Since the Christianization of Europe, a more secular version of the festival has continued in Europe and America. In this form, it is well known for maypole dancing and the crowning of the Queen of the May.

Litha/Summer Solstice: one of the four solar holidays, and is considered the turning point at which summer reaches its height and the sun shines longest.

Luchnassad/Lammas: It is marked the holiday by baking a figure of the god in bread and eating it, to symbolize the sanctity and importance of the harvest. Celebrations vary, as not all Pagans are Wiccans.  

The name Lammas (contraction of loaf mass) implies it is an agrarian-based festival and feast of thanksgiving for grain and bread, which symbolizes the first fruits of the harvest. Christian festivals may incorporate elements from the Pagan Ritual.

Mabon/Autumn Equinox: a Pagan ritual of thanksgiving for the fruits of the earth and a recognition of the need to share them to secure the blessings of the Goddess and the God during the coming winter months. The name Mabon was coined by Aidan Kelly around 1970 as a reference to Mabon ap Modron, a character from Welsh mythology. Among the sabbats, it is the second of the three Pagan harvest festivals, preceded by Lammas / Lughnasadh and followed by Samhain.

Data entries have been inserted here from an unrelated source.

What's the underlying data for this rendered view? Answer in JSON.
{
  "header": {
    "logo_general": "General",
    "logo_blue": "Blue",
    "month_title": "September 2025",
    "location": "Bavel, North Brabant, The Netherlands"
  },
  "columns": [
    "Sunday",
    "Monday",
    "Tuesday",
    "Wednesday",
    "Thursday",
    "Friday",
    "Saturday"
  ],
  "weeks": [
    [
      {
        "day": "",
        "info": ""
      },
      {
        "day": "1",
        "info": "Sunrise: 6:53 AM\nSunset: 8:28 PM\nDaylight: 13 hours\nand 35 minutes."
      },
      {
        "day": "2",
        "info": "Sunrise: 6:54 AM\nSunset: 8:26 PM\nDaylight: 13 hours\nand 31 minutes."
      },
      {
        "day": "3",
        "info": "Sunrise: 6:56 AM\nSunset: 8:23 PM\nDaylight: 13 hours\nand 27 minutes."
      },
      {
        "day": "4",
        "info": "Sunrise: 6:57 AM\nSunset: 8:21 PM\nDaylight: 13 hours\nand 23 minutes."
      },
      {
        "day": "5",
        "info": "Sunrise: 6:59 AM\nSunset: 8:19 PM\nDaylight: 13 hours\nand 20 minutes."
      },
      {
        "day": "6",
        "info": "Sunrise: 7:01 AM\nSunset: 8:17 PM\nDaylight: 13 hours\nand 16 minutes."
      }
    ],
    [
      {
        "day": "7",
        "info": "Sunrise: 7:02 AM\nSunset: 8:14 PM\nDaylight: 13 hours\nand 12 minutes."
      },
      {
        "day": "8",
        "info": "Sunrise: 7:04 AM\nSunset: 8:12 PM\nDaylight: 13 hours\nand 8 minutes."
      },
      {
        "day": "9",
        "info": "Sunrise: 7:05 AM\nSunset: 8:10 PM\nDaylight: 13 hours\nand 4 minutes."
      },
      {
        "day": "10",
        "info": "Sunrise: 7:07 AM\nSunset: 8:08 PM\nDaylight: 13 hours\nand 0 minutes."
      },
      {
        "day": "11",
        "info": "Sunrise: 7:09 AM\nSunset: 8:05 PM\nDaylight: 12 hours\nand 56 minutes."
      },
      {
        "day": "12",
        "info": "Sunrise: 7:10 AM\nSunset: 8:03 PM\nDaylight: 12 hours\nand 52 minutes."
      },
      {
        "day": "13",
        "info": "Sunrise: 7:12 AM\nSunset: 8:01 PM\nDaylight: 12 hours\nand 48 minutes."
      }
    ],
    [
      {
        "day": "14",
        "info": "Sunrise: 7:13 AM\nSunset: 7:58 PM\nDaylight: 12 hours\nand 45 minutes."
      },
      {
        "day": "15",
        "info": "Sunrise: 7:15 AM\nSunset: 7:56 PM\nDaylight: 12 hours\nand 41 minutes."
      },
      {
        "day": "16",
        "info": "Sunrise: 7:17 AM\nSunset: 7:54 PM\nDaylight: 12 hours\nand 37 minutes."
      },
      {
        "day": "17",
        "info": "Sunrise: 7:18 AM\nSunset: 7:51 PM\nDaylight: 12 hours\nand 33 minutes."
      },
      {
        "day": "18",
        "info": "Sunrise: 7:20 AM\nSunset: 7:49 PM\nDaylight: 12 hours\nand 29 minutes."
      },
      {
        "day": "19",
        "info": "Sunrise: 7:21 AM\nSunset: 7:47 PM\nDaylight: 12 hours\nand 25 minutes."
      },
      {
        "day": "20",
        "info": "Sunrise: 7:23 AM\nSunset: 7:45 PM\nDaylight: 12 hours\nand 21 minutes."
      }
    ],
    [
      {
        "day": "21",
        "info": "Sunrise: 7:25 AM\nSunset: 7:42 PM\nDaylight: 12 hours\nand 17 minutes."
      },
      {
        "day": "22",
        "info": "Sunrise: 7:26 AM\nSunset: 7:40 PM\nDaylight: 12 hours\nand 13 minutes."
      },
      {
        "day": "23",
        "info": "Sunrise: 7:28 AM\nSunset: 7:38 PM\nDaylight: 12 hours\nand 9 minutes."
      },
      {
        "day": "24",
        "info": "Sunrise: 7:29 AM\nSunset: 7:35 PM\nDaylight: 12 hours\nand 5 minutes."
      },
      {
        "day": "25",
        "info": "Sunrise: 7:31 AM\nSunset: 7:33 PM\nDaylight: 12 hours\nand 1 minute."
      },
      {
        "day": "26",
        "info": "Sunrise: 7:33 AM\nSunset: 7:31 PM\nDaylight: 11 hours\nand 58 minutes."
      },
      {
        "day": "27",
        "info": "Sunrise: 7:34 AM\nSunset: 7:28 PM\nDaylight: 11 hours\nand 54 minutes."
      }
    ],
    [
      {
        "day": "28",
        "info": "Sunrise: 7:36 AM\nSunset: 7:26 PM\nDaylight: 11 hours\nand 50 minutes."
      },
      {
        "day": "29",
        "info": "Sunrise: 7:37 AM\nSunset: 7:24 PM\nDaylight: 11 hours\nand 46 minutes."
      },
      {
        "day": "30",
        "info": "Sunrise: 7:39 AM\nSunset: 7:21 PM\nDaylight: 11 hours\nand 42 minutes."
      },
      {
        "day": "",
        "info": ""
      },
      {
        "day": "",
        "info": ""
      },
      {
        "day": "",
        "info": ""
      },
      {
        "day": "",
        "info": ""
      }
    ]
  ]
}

Samhain: considered by some as a time to celebrate the lives of those who have passed on, and it often involves paying respect to ancestors, family members, elders of the faith, friends, pets, and other loved ones who have died. In some rituals the spirits of the departed are invited to attend the festivities. It is seen as a festival of darkness, which is balanced at the opposite point of the wheel by the festival of Beltane, which is celebrated as a festival of light and fertility.